**What needs to be done:** Look at each line of the records and count those with "Application" in them. Please answer with the count alone.

**Information:**
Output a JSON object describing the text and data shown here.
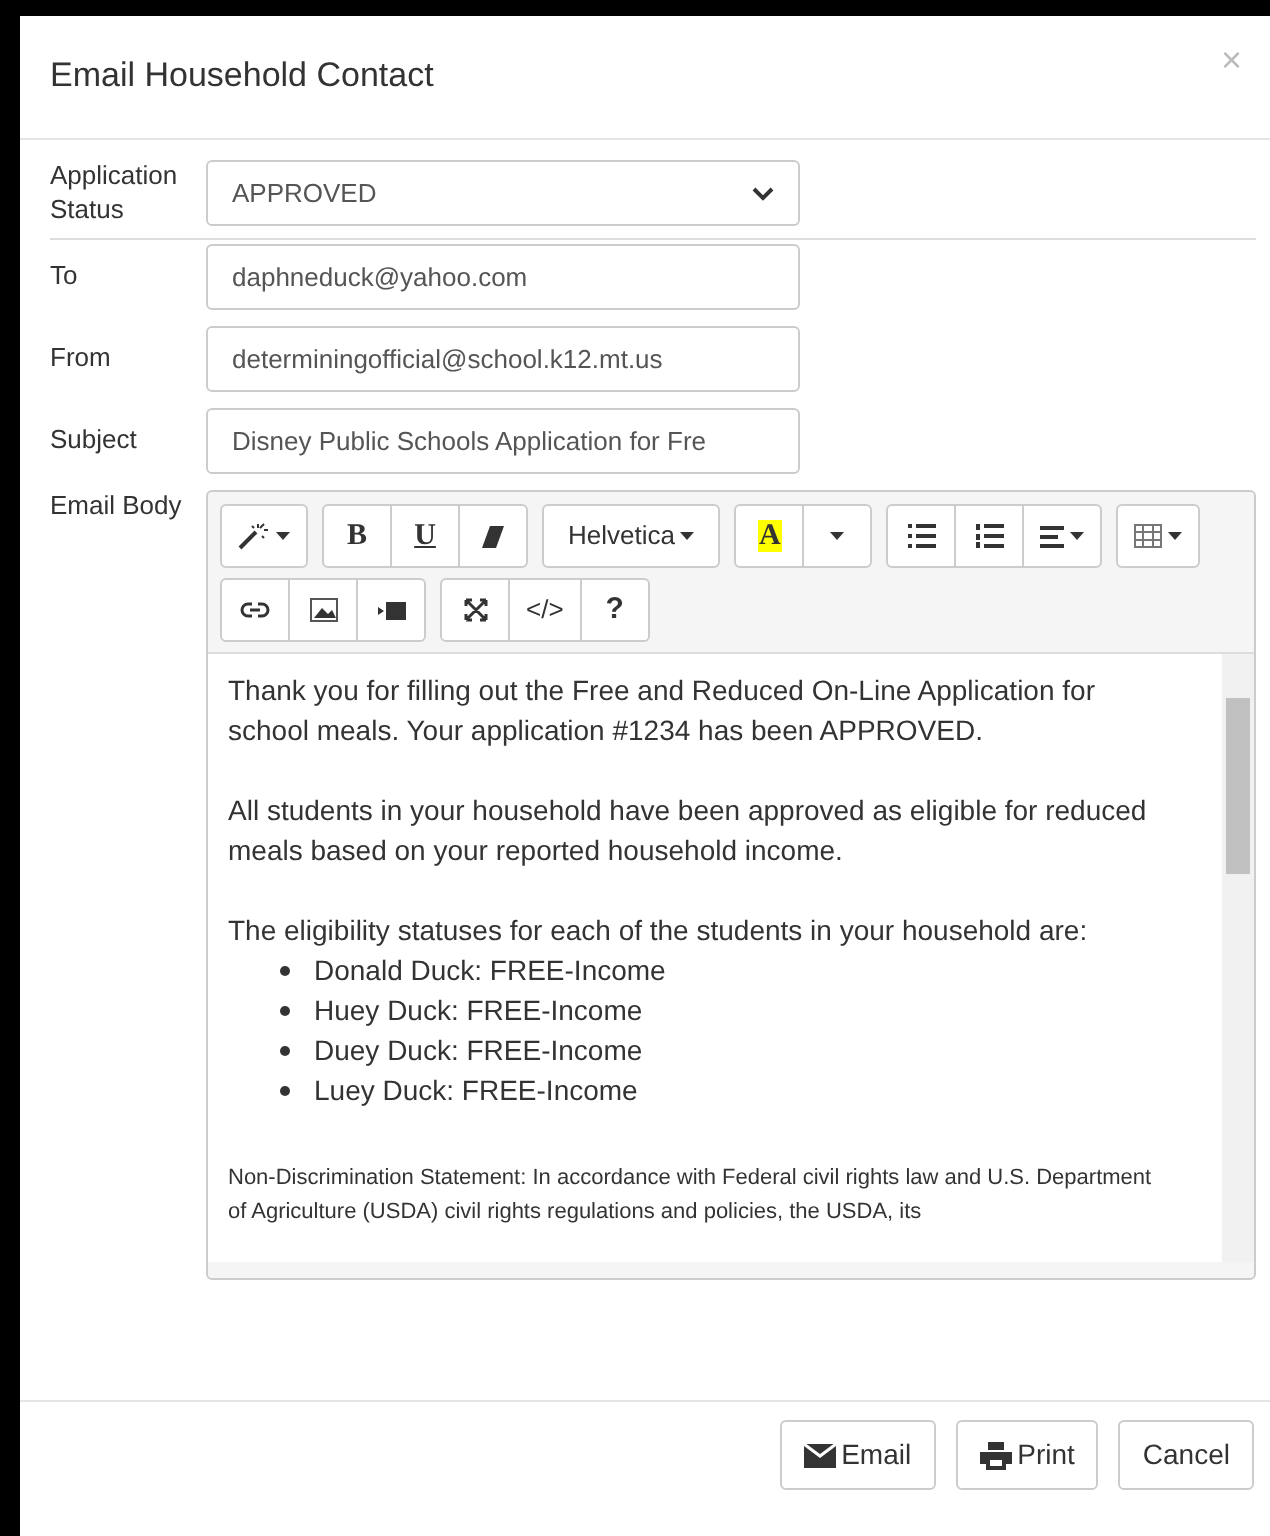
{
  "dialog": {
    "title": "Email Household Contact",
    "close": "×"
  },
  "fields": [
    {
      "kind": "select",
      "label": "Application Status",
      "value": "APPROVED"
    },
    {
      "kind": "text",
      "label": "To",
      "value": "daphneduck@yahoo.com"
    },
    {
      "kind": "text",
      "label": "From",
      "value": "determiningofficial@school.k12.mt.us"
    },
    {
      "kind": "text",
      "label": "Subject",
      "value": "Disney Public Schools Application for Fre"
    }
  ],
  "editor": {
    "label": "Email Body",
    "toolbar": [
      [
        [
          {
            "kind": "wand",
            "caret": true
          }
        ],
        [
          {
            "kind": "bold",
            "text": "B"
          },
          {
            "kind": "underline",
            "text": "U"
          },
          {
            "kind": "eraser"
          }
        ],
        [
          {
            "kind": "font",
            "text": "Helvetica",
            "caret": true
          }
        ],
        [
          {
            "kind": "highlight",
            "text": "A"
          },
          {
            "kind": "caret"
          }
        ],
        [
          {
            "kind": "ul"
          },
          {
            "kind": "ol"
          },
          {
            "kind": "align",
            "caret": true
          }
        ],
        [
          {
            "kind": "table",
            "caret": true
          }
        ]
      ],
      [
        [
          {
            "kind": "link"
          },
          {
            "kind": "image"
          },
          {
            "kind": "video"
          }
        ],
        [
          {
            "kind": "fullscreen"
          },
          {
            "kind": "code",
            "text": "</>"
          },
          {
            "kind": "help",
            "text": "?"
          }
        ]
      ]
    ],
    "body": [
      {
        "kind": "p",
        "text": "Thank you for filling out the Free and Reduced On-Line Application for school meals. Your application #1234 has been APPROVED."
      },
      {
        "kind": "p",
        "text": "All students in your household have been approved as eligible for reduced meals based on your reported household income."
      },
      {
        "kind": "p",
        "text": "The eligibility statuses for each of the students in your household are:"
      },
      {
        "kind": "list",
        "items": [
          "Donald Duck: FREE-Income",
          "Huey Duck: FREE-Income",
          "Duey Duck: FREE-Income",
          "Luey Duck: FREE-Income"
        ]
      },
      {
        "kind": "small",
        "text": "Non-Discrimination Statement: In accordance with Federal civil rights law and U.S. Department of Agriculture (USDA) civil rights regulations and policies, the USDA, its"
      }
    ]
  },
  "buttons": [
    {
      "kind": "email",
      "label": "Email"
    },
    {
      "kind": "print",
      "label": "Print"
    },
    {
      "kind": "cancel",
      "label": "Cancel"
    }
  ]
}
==
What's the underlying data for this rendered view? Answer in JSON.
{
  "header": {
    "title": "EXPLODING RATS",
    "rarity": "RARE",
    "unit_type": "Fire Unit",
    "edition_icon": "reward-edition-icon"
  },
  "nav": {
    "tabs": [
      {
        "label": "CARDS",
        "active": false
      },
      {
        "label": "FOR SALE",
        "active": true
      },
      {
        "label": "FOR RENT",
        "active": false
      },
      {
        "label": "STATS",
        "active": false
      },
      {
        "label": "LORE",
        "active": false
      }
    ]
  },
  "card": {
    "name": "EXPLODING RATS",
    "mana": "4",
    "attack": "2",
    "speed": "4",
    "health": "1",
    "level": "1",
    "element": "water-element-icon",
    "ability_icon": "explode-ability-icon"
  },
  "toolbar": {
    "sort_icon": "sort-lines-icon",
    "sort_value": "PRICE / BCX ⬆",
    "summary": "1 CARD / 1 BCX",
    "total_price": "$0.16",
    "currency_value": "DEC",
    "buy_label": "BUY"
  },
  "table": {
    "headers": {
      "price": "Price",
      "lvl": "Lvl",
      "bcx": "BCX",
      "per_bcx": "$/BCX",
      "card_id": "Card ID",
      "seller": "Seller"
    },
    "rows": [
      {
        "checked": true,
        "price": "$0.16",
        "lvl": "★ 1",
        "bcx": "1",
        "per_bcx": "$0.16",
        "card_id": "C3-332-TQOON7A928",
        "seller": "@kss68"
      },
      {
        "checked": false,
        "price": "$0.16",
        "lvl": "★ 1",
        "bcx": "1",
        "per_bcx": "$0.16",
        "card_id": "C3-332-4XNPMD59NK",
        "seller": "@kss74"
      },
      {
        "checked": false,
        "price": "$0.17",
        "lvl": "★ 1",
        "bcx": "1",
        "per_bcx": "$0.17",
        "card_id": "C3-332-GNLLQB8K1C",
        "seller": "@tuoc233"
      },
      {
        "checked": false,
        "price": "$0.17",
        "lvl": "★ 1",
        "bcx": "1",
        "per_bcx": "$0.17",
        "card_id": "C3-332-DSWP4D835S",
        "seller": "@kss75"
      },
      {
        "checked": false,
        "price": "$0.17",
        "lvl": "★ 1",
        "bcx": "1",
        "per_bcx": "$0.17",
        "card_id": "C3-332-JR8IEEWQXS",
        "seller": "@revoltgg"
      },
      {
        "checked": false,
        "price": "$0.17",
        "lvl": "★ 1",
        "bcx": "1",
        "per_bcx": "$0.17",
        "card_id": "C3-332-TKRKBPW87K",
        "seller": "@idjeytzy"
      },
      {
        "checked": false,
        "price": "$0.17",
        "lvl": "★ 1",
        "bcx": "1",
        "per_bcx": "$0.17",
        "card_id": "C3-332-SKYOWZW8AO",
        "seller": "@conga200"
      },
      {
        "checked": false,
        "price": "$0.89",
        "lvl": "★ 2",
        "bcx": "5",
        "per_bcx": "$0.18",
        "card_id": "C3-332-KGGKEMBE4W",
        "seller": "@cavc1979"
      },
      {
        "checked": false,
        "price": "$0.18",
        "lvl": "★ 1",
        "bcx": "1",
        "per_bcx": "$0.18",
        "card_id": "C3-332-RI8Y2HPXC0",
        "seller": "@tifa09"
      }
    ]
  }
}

**Result below:** 3